However tough times get, parents never let the wishes of their children die. I fondly remember the Terylene shirt I got in class IX for scoring the highest in English. I have never been embarrassed to talk about my childhood days spent in poverty. My uniform was a khaki shirt, trousers and a pink patka. I used to wear the same clothes that I got stitched for the wedding of my cousins to go out. Since the wedding was on the same day, it saved me from repeating the outfit. Back then, wearing different outfits for different occasions wasn’t a trend either.
Due to my mother’s illness, I took charge of kitchen and cattle at an early age. I borrowed money to pay my college fee. Till class XII, I wore altered clothes of my elder brother. This makes me recall the memory of my Stretchlon trousers. I passed out from Sikh National College, Banga, and a year later, I was chosen as the editor of the Punjabi section of the college magazine, Charan Kamal. Subsequently, I became the president of the association of young writers and speakers of the college. I was told to organise a poem recitation competition and since I spoke well, I could host it too!
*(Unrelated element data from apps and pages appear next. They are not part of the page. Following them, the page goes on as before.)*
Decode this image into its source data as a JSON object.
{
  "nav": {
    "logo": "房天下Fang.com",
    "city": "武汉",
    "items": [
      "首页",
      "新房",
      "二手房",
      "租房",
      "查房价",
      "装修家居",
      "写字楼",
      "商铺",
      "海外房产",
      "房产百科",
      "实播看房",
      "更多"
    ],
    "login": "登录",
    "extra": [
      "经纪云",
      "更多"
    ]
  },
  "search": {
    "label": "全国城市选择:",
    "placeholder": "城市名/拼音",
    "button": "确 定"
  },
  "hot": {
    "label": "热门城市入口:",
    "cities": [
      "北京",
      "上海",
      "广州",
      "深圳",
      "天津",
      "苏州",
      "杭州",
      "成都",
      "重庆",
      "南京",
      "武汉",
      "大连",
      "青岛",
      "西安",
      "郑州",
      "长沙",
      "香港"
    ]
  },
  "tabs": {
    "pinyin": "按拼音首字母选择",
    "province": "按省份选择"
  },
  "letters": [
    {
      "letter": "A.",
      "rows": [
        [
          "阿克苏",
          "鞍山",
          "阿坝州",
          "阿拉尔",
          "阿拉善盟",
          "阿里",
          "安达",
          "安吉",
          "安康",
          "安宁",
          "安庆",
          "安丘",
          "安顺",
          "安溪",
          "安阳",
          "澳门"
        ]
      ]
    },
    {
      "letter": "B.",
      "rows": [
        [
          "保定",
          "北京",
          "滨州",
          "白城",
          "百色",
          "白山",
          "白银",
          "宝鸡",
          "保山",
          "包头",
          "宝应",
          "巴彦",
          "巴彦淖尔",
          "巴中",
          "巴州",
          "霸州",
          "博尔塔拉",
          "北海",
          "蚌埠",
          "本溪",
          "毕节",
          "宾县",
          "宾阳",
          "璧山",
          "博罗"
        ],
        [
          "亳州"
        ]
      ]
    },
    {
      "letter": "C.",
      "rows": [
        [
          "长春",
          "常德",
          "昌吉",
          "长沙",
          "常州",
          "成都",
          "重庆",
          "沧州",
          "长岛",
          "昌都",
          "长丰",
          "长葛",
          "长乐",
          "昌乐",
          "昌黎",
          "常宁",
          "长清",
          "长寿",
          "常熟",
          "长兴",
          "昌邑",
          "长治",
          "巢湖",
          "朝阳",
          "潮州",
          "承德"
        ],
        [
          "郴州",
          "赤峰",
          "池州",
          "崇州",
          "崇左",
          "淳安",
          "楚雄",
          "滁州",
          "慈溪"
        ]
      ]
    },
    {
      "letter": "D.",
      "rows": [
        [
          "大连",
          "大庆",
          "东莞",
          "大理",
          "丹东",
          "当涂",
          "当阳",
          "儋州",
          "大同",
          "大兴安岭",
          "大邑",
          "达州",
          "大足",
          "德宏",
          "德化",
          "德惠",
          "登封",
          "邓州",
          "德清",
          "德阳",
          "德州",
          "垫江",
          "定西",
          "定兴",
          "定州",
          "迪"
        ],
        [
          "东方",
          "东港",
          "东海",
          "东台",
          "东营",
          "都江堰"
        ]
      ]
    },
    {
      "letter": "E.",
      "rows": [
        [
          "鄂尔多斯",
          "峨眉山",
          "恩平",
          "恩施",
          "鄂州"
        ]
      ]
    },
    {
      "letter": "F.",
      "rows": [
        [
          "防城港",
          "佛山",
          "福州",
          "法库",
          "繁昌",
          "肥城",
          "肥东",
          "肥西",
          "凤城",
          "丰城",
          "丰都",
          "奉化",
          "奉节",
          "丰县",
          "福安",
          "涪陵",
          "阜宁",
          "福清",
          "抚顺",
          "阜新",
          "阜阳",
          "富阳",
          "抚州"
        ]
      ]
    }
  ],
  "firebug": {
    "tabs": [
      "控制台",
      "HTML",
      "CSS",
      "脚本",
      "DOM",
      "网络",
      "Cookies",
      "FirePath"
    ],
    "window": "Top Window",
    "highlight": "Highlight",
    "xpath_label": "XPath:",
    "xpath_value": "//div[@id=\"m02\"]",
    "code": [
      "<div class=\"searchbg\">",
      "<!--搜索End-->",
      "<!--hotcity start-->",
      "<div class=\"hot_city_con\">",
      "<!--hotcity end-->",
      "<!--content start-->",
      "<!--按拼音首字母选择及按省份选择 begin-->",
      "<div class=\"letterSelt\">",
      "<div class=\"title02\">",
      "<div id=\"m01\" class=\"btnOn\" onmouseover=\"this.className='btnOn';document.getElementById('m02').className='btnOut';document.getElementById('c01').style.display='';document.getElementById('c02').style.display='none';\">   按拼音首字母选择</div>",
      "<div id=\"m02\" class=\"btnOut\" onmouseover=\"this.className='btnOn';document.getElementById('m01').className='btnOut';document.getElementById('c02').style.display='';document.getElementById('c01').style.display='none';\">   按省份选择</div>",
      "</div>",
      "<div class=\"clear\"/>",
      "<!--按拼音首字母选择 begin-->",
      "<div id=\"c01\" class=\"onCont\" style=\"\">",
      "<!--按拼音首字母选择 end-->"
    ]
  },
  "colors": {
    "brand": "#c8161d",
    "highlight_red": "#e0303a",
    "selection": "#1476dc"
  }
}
Till then, I used to wear white pyjamas or my elder brother’s altered trousers. I had to join the chief guest on the dais. I nervously shared my shame of not having trousers for the event with my mother. She went straight to the storeroom and took out a piece of burgundy Stretchlon cloth from the chest. The almond-coloured shirt that I used to wear in class IX grabbed my attention. The event was due in three weeks, which gave the tailor time to sew the trousers. The cloth was bought by my elder brother who was home on vacation from Nagaland where he was posted. My mother saved it, so he could wear it on our eldest brother’s wedding. Maybe that’s why I just got a shirt to wear for the wedding. Regardless, the cloth wasn’t used by either of us.
I finally figured my outfit for the event, but learnt about my father’s rice-thrashing day. This abrupt change in schedule, a day before the event, got me worried as rice-thrashing always left me with a troubled throat and tired arms. After working till noon, I reasoned with my father how the sore throat would affect my speech.
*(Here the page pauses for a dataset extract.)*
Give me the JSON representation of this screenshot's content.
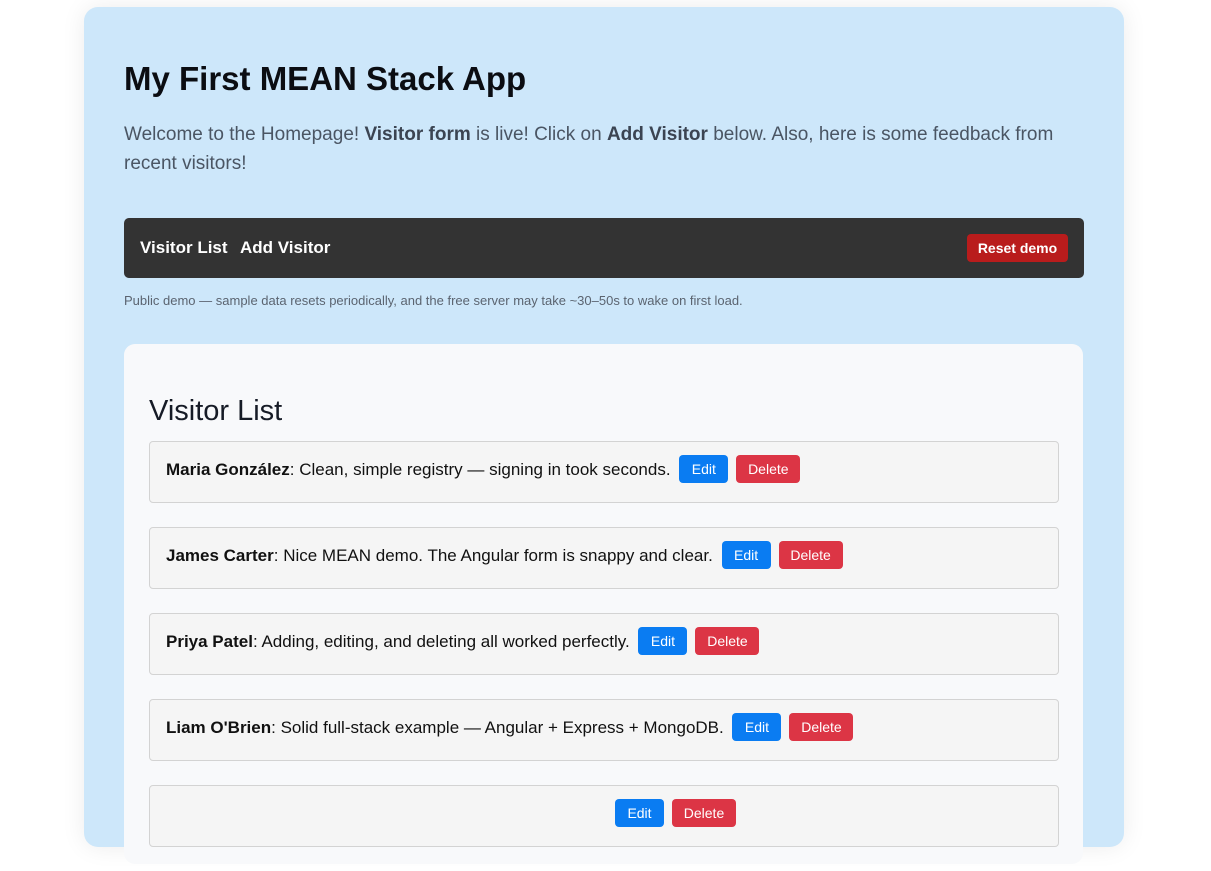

My mother overheard the conversation, and while binding the straw, gave me a remedy that involved keeping cilantro seeds in my mouth. I hosted the event well. Her remedy had worked wonders.
Now, weeks before my daughter’s inter-university debate competition, we ended up using the same remedy to give her voice a good texture.
When my wife got silk trousers and turquoise jacket stitched for our son’s first birthday, and while growing up the luxury of having branded clothes and even a fresh suit for his college party didn’t intrigue him, the reminiscences of my past had me relive the moment when I was grateful for having Stretchlon burgundy bellbottoms and a Terylene shirt.